1967 Music Scene

Sgt. Pepper The Beatles Sgt. Pepper's Lonely Hearts Club Band album became a cultural benchmark and won the Grammy for Album Of The the Year. It was the first rock record given that award! The album was recorded as one song flowing seamlessly on the album, which created a problem for radio stations that wanted to play just one of the songs. Recorded during the Sgt. Pepper sessions, The Beatles released Strawberry Fields Forever and Penny Lane in February, 1967. Both songs were later included on the Magical Mystery Tour LP. The single was the result of the record company wanting a new release after several months of no new Beatles releases. Hello, Goodbye was released as a single in November 1967, and topped the charts in the United States, the United Kingdom, France and Norway.
The Doors
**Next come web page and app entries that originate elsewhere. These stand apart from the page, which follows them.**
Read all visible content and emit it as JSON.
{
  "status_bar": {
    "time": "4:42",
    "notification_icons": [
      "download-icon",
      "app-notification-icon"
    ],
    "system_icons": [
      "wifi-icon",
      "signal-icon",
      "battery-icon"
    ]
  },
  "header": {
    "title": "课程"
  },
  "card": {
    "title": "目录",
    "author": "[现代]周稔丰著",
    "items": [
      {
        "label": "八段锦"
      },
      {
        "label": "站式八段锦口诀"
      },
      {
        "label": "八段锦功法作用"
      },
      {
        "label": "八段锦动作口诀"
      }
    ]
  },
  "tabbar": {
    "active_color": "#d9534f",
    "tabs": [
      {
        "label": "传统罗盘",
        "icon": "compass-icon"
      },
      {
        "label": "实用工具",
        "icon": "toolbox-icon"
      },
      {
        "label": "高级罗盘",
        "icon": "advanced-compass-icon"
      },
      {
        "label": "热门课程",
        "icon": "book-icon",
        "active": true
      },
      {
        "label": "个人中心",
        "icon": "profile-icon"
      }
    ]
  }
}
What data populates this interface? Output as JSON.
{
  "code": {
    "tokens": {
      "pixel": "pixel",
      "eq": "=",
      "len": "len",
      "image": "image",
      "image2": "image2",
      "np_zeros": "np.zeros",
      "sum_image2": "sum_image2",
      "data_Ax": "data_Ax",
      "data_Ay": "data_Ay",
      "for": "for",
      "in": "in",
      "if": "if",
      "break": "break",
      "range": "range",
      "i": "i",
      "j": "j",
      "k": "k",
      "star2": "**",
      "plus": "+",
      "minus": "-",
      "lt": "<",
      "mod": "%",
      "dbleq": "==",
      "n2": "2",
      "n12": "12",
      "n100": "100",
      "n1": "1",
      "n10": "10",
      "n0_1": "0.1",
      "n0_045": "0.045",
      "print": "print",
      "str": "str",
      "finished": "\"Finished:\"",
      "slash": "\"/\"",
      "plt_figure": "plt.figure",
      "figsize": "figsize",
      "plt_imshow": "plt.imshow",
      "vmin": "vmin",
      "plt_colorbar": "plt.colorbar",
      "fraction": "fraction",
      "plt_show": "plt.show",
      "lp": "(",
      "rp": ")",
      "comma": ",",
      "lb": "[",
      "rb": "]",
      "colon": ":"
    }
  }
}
The Doors first album hits #2 and its lead single; Light My Fire; reaches #1, making it the most successful debuts of the late 60's. Appearing on The Ed Sullivan Show, The Doors were to perform People are Strange (to promote their new album, Strange Days) and their hit single, Light My Fire. The Ed Sullivan show was a family type show and he made many groups change their lyrics to seem more clean. The Doors were instructed to change the lyric higher. Ed felt that the word higher was inappropriate to say on their family network. Jim did not change the lyrics and sang, 'Girl we couldn't get much higher" exactly how he did on the album and in concert. Ed Sullivan was not pleased with the Doors and did not talk to the band after their performance which was his custom.

Disraeli Gears Disraeli Gears (1967), Cream's second album was recorded just after the Beatles' Sgt. Pepper shifted the emphasis to full albums rather than singles, it contains one of the all-time great rock riffs, "Sunshine of Your Love." Disraeli Gears was recorded in six days. It began under the direction of Atco president Ahmet Ertegun, who initially deemed "Sunshine of Your Love" to be "psychedelic hogwash," but after two days Ertegun ceded the production job to Felix Pappalardi. Instantly the tenor of the sessions changed: Pappalardi got the band to loosen up, added piles of guitar distortion, and helped Cream transform the blues standard "Lawdy Mama" into the heady "Strange Brew."
Jimi Hendrix After initial success in Europe with his group The Jimi Hendrix Experience, he achieved fame in the United States following his 1967 performance at the Monterey Pop Festival. Hendrix was influenced by blues artists such as B.B. King, Muddy Waters, Howlin' Wolf & Albert King. Hendrix (who was then known as 'Maurice James') began dressing and wearing a moustache like Little Richard when he performed. In 1966, Hendrix stated, "I want to do with my guitar what Little Richard does with his voice."

Psychedelic rock music was making the scene in Britain in 1967. The very first Pink Floyd album titled, Piper at the Gate of Dawn was released on August 5, 1967. Here is a rare clip of one their first interview sessions. Procol Harum, contributed to the development of progressive rock, and by extension, symphonic rock. Their best-known recording is their 1967 single, A Whiter Shade of Pale. Soft Machine named after the book The Soft Machine, by William S. Burroughs helped pioneer the progressive rock genre and are considered one of the more influential underground bands of their era.

Monterey Pop The Summer Of Love kicks off on June 16, 1967 with the first rock festival at Monterey, California featuring explosive performances by legendary rock artists. The Monterey International Pop Festival was about music, flower children, and the celebration of life. The event was a protest manifesting in rock'n roll music, long hair, strange dress, drugs and free love. It was thrust in the face of what was then referred to as "The Establishment." Otis Redding who had performed died in a fatal airplane crash later that year on December 10, 1967.
1967 in music 1967 in Music: Highlights and Top Billboard Hits. The 9th Grammy Awards were held March 2, 1967. Aretha Franklin dominates their airwaves with her first soul records on her way to becoming the most popular female singer in rock history.
Absolutely Free Absolutely Free released in 1967 is the second album by The Mothers of Invention, led by Frank Zappa. It also features one of the most famous songs of Zappa's early career, "Brown Shoes Don't Make It." The song was inspired by an event covered by Time reporter reporter Hugh Sidey in 1966 that something was up when the fastidiously dressed President Lyndon B. Johnson committed the fashion faux pas of wearing brown shoes with a gray suit. LBJ flew to Vietnam for an unannounced public relations visit later that day. Please open the Wikipedia site's detailed report on Absolutely Free.
Peter Green - Original Fleetwood Mac Peter Green was the founder and original lead guitarist of Fleetwood Mac. In early 1966 he became the lead guitarist in John Mayall's Bluesbreakers. During this period Green solidified his relationship with the rhythm section, John McVie, and Mick Fleetwood; when he left the group in 1967, Green would recruit the two in order to found his own band, Peter Green's Fleetwood Mac. Early Fleetwood Mac was a blues band as you will learn from the previous video and this clip of the band in Paris performing Homework. Check out the groovy dancers!